[Interface dataset entries]
##############################

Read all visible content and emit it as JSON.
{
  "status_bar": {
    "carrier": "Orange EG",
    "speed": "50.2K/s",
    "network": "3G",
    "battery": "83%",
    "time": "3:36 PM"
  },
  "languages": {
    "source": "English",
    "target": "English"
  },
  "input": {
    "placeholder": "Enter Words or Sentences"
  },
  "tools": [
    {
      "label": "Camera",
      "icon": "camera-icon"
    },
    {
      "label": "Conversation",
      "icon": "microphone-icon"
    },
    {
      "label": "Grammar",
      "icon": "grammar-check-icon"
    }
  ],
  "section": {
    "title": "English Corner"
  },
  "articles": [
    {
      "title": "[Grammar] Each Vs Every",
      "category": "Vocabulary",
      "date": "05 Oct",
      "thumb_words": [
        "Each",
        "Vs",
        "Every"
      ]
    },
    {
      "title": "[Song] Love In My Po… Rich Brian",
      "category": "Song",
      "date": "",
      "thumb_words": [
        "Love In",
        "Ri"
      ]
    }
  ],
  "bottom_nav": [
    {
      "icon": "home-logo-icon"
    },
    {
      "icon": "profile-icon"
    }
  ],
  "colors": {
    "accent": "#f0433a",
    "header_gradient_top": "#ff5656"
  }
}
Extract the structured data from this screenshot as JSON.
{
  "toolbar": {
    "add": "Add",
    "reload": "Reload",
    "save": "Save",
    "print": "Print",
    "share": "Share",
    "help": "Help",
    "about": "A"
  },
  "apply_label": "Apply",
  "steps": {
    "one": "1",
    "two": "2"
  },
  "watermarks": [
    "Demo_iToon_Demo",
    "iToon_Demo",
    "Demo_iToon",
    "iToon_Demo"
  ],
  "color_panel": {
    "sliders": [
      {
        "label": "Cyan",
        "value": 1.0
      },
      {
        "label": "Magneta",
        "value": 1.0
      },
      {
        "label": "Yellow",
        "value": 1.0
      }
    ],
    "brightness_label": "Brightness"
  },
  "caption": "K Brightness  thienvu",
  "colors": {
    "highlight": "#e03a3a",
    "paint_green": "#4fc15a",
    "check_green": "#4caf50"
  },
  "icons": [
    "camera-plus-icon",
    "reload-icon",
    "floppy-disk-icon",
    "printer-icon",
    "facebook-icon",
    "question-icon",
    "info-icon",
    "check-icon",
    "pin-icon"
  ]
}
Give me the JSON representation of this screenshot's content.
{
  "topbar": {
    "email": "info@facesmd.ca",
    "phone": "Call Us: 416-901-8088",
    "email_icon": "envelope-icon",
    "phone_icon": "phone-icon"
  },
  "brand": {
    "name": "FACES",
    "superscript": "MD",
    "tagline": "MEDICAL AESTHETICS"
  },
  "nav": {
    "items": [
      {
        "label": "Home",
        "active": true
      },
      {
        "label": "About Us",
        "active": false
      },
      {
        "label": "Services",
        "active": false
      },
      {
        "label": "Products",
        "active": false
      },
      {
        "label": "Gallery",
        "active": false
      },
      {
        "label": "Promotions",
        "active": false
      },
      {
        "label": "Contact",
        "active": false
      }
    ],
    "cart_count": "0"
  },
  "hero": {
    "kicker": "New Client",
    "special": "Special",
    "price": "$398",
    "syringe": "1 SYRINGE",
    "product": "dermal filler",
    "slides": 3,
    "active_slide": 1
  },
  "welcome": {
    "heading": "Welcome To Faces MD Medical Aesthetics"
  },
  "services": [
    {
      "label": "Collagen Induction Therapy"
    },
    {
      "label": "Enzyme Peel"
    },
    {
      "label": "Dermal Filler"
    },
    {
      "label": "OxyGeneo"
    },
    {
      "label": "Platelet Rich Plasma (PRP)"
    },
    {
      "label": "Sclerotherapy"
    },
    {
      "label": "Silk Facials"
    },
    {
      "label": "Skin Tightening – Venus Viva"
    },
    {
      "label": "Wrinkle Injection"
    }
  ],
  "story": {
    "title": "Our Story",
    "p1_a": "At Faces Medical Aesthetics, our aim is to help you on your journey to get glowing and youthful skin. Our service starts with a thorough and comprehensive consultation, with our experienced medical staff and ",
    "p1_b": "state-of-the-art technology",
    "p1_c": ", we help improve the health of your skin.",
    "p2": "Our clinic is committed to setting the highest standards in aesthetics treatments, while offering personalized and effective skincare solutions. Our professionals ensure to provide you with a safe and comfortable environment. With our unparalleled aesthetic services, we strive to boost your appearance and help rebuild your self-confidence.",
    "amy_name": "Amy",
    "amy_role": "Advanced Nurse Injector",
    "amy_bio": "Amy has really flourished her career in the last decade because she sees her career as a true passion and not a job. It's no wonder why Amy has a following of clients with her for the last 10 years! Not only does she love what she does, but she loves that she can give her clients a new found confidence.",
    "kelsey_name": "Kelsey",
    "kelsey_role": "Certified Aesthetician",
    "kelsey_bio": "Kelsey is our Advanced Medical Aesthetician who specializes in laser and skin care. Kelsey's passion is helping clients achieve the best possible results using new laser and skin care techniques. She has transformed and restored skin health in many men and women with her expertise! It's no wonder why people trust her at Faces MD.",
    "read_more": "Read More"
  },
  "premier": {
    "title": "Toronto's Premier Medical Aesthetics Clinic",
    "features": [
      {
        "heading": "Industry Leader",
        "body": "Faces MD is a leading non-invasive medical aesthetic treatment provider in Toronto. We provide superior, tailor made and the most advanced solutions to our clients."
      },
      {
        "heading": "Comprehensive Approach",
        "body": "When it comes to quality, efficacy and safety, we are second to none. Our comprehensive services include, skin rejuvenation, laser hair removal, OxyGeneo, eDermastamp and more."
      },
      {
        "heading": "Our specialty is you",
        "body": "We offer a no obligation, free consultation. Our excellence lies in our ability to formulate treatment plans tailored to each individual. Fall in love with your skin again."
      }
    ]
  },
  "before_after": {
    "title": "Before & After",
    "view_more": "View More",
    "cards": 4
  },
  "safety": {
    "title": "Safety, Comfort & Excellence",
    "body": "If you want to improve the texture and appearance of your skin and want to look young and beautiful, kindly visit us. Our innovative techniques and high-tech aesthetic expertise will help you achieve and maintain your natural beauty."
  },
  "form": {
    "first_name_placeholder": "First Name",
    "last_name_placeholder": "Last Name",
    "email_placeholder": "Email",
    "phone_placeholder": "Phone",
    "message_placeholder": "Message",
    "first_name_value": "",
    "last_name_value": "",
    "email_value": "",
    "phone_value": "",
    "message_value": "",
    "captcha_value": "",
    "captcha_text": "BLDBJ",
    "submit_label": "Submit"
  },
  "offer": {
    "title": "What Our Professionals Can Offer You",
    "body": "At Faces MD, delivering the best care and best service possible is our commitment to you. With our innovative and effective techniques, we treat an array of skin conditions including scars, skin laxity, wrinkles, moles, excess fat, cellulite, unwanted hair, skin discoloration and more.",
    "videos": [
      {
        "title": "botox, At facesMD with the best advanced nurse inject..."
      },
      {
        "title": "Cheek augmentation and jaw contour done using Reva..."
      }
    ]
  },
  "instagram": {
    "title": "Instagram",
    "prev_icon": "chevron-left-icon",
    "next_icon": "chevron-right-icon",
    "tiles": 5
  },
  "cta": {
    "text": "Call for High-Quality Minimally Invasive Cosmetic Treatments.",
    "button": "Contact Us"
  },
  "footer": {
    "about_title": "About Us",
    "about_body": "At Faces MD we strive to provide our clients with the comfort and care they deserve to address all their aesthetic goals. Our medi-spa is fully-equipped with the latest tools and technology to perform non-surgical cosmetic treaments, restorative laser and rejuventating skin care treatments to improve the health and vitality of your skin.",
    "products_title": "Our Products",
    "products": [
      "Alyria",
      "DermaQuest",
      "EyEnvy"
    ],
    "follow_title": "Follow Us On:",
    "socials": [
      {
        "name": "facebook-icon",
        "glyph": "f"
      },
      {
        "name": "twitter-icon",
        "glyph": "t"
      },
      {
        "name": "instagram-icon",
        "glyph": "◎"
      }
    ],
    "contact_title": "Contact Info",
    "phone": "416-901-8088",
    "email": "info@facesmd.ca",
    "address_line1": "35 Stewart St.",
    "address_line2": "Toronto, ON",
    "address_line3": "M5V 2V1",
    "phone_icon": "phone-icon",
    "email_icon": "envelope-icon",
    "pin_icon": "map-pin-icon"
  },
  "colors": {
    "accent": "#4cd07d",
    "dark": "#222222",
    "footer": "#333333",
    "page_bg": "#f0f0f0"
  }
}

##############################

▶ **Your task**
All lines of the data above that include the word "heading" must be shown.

▶ **Solution for this problem**
    "heading": "Welcome To Faces MD Medical Aesthetics"
        "heading": "Industry Leader",
        "heading": "Comprehensive Approach",
        "heading": "Our specialty is you",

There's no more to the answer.